=== Work to complete ===
When you retype the data, keep every word exactly and include none of the pictures.

[Records from a data collection]
+ + + + + + +

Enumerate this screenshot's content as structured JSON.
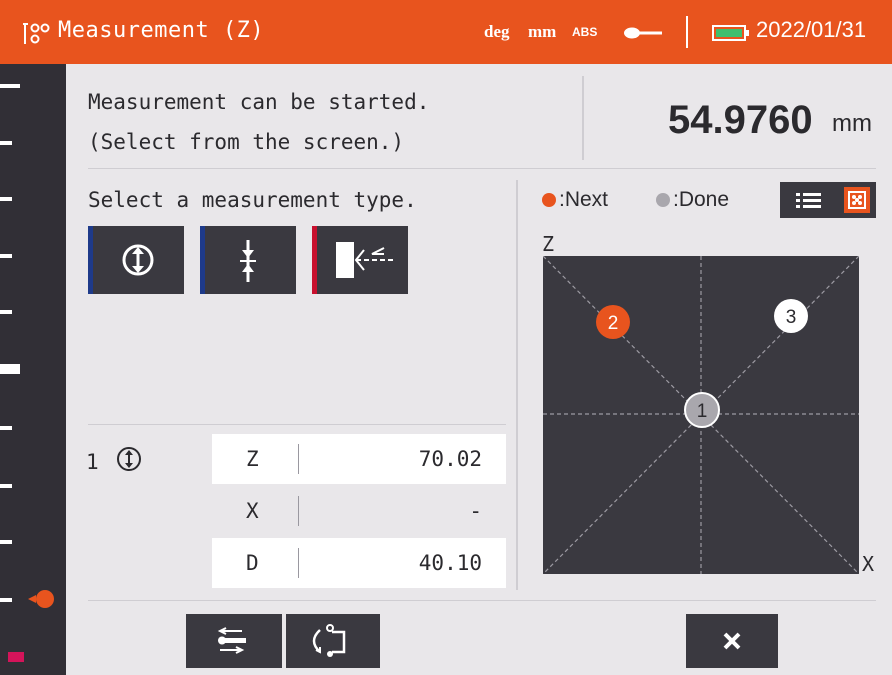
{
  "header": {
    "title": "Measurement (Z)",
    "unit_angle": "deg",
    "unit_length": "mm",
    "mode": "ABS",
    "date": "2022/01/31",
    "icons": [
      "measurement-app-icon",
      "key-icon",
      "battery-icon"
    ]
  },
  "status": {
    "line1": "Measurement can be started.",
    "line2": "(Select from the screen.)"
  },
  "reading": {
    "value": "54.9760",
    "unit": "mm"
  },
  "select": {
    "prompt": "Select a measurement type.",
    "types": [
      {
        "icon": "up-down-circle-icon",
        "stripe": "#1e3a8a"
      },
      {
        "icon": "point-axis-icon",
        "stripe": "#1e3a8a"
      },
      {
        "icon": "block-arrow-icon",
        "stripe": "#c8102e"
      }
    ]
  },
  "legend": {
    "next_label": ":Next",
    "done_label": ":Done",
    "next_color": "#e8541e",
    "done_color": "#a9a7ad"
  },
  "view_toggle": {
    "options": [
      "list-view-icon",
      "diagram-view-icon"
    ],
    "active": "diagram-view-icon"
  },
  "diagram": {
    "axis_vertical": "Z",
    "axis_horizontal": "X",
    "points": [
      {
        "label": "1",
        "state": "done",
        "fill": "#a9a7ad"
      },
      {
        "label": "2",
        "state": "next",
        "fill": "#e8541e"
      },
      {
        "label": "3",
        "state": "pending",
        "fill": "#ffffff"
      }
    ]
  },
  "results": {
    "row_number": "1",
    "row_icon": "up-down-circle-icon",
    "fields": [
      {
        "label": "Z",
        "value": "70.02",
        "highlight": true
      },
      {
        "label": "X",
        "value": "-",
        "highlight": false
      },
      {
        "label": "D",
        "value": "40.10",
        "highlight": true
      }
    ]
  },
  "toolbar": {
    "buttons": [
      "data-output-icon",
      "reset-cycle-icon",
      "close-icon"
    ]
  },
  "colors": {
    "accent": "#e8541e",
    "panel_dark": "#3a3940",
    "background": "#e9e7ea"
  }
}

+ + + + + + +

=== Task answer ===
Enumerate this screenshot's content as structured JSON.
{
  "header": {
    "title": "Measurement (Z)",
    "unit_angle": "deg",
    "unit_length": "mm",
    "mode": "ABS",
    "date": "2022/01/31",
    "icons": [
      "measurement-app-icon",
      "key-icon",
      "battery-icon"
    ]
  },
  "status": {
    "line1": "Measurement can be started.",
    "line2": "(Select from the screen.)"
  },
  "reading": {
    "value": "54.9760",
    "unit": "mm"
  },
  "select": {
    "prompt": "Select a measurement type.",
    "types": [
      {
        "icon": "up-down-circle-icon",
        "stripe": "#1e3a8a"
      },
      {
        "icon": "point-axis-icon",
        "stripe": "#1e3a8a"
      },
      {
        "icon": "block-arrow-icon",
        "stripe": "#c8102e"
      }
    ]
  },
  "legend": {
    "next_label": ":Next",
    "done_label": ":Done",
    "next_color": "#e8541e",
    "done_color": "#a9a7ad"
  },
  "view_toggle": {
    "options": [
      "list-view-icon",
      "diagram-view-icon"
    ],
    "active": "diagram-view-icon"
  },
  "diagram": {
    "axis_vertical": "Z",
    "axis_horizontal": "X",
    "points": [
      {
        "label": "1",
        "state": "done",
        "fill": "#a9a7ad"
      },
      {
        "label": "2",
        "state": "next",
        "fill": "#e8541e"
      },
      {
        "label": "3",
        "state": "pending",
        "fill": "#ffffff"
      }
    ]
  },
  "results": {
    "row_number": "1",
    "row_icon": "up-down-circle-icon",
    "fields": [
      {
        "label": "Z",
        "value": "70.02",
        "highlight": true
      },
      {
        "label": "X",
        "value": "-",
        "highlight": false
      },
      {
        "label": "D",
        "value": "40.10",
        "highlight": true
      }
    ]
  },
  "toolbar": {
    "buttons": [
      "data-output-icon",
      "reset-cycle-icon",
      "close-icon"
    ]
  },
  "colors": {
    "accent": "#e8541e",
    "panel_dark": "#3a3940",
    "background": "#e9e7ea"
  }
}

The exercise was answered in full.